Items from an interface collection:
== Segment start ==

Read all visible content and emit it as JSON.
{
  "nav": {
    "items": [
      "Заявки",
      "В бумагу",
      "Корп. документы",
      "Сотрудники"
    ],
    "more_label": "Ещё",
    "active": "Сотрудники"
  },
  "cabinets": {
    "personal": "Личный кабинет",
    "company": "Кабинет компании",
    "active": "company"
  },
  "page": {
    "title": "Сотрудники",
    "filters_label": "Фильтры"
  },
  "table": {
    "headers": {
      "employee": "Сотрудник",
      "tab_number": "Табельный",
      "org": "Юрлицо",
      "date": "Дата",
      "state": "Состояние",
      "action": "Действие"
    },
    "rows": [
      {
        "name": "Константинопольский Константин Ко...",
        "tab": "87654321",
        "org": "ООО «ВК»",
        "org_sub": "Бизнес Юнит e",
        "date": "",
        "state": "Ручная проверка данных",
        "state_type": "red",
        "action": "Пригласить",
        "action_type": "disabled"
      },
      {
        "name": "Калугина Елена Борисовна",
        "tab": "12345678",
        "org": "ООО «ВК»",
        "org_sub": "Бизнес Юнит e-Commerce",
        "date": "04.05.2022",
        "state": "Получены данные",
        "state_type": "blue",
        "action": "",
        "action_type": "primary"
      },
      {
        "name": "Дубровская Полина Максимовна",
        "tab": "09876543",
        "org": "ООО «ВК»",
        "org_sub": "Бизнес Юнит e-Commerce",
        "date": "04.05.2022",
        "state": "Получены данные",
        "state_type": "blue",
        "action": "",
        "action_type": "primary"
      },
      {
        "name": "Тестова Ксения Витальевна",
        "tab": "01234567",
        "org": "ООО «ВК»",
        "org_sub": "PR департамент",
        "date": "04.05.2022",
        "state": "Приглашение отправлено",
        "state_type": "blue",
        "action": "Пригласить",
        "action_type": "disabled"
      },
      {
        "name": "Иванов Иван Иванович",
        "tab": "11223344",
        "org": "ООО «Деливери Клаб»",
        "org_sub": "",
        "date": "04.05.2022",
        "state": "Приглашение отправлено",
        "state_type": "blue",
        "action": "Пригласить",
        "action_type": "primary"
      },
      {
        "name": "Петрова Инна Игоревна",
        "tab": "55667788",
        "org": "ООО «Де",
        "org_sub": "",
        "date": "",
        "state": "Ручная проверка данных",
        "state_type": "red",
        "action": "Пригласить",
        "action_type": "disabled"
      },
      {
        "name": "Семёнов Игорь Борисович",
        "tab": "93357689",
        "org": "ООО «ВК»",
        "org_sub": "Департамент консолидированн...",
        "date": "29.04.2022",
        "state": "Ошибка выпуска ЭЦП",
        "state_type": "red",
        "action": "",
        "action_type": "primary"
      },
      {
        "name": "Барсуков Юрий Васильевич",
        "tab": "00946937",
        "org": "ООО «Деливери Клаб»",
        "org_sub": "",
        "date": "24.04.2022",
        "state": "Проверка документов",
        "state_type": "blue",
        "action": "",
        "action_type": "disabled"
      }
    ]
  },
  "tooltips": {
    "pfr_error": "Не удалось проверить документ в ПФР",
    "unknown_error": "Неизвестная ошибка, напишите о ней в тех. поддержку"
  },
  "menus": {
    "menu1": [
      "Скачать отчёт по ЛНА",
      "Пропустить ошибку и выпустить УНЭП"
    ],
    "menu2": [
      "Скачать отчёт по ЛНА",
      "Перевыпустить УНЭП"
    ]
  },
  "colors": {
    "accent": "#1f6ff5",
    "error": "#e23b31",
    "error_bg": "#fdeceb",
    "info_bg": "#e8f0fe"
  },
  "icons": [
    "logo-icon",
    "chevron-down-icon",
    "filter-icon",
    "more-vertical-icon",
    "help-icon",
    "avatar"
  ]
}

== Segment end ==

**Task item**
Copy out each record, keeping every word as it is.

**Written solution**
Read all visible content and emit it as JSON.
{
  "nav": {
    "items": [
      "Заявки",
      "В бумагу",
      "Корп. документы",
      "Сотрудники"
    ],
    "more_label": "Ещё",
    "active": "Сотрудники"
  },
  "cabinets": {
    "personal": "Личный кабинет",
    "company": "Кабинет компании",
    "active": "company"
  },
  "page": {
    "title": "Сотрудники",
    "filters_label": "Фильтры"
  },
  "table": {
    "headers": {
      "employee": "Сотрудник",
      "tab_number": "Табельный",
      "org": "Юрлицо",
      "date": "Дата",
      "state": "Состояние",
      "action": "Действие"
    },
    "rows": [
      {
        "name": "Константинопольский Константин Ко...",
        "tab": "87654321",
        "org": "ООО «ВК»",
        "org_sub": "Бизнес Юнит e",
        "date": "",
        "state": "Ручная проверка данных",
        "state_type": "red",
        "action": "Пригласить",
        "action_type": "disabled"
      },
      {
        "name": "Калугина Елена Борисовна",
        "tab": "12345678",
        "org": "ООО «ВК»",
        "org_sub": "Бизнес Юнит e-Commerce",
        "date": "04.05.2022",
        "state": "Получены данные",
        "state_type": "blue",
        "action": "",
        "action_type": "primary"
      },
      {
        "name": "Дубровская Полина Максимовна",
        "tab": "09876543",
        "org": "ООО «ВК»",
        "org_sub": "Бизнес Юнит e-Commerce",
        "date": "04.05.2022",
        "state": "Получены данные",
        "state_type": "blue",
        "action": "",
        "action_type": "primary"
      },
      {
        "name": "Тестова Ксения Витальевна",
        "tab": "01234567",
        "org": "ООО «ВК»",
        "org_sub": "PR департамент",
        "date": "04.05.2022",
        "state": "Приглашение отправлено",
        "state_type": "blue",
        "action": "Пригласить",
        "action_type": "disabled"
      },
      {
        "name": "Иванов Иван Иванович",
        "tab": "11223344",
        "org": "ООО «Деливери Клаб»",
        "org_sub": "",
        "date": "04.05.2022",
        "state": "Приглашение отправлено",
        "state_type": "blue",
        "action": "Пригласить",
        "action_type": "primary"
      },
      {
        "name": "Петрова Инна Игоревна",
        "tab": "55667788",
        "org": "ООО «Де",
        "org_sub": "",
        "date": "",
        "state": "Ручная проверка данных",
        "state_type": "red",
        "action": "Пригласить",
        "action_type": "disabled"
      },
      {
        "name": "Семёнов Игорь Борисович",
        "tab": "93357689",
        "org": "ООО «ВК»",
        "org_sub": "Департамент консолидированн...",
        "date": "29.04.2022",
        "state": "Ошибка выпуска ЭЦП",
        "state_type": "red",
        "action": "",
        "action_type": "primary"
      },
      {
        "name": "Барсуков Юрий Васильевич",
        "tab": "00946937",
        "org": "ООО «Деливери Клаб»",
        "org_sub": "",
        "date": "24.04.2022",
        "state": "Проверка документов",
        "state_type": "blue",
        "action": "",
        "action_type": "disabled"
      }
    ]
  },
  "tooltips": {
    "pfr_error": "Не удалось проверить документ в ПФР",
    "unknown_error": "Неизвестная ошибка, напишите о ней в тех. поддержку"
  },
  "menus": {
    "menu1": [
      "Скачать отчёт по ЛНА",
      "Пропустить ошибку и выпустить УНЭП"
    ],
    "menu2": [
      "Скачать отчёт по ЛНА",
      "Перевыпустить УНЭП"
    ]
  },
  "colors": {
    "accent": "#1f6ff5",
    "error": "#e23b31",
    "error_bg": "#fdeceb",
    "info_bg": "#e8f0fe"
  },
  "icons": [
    "logo-icon",
    "chevron-down-icon",
    "filter-icon",
    "more-vertical-icon",
    "help-icon",
    "avatar"
  ]
}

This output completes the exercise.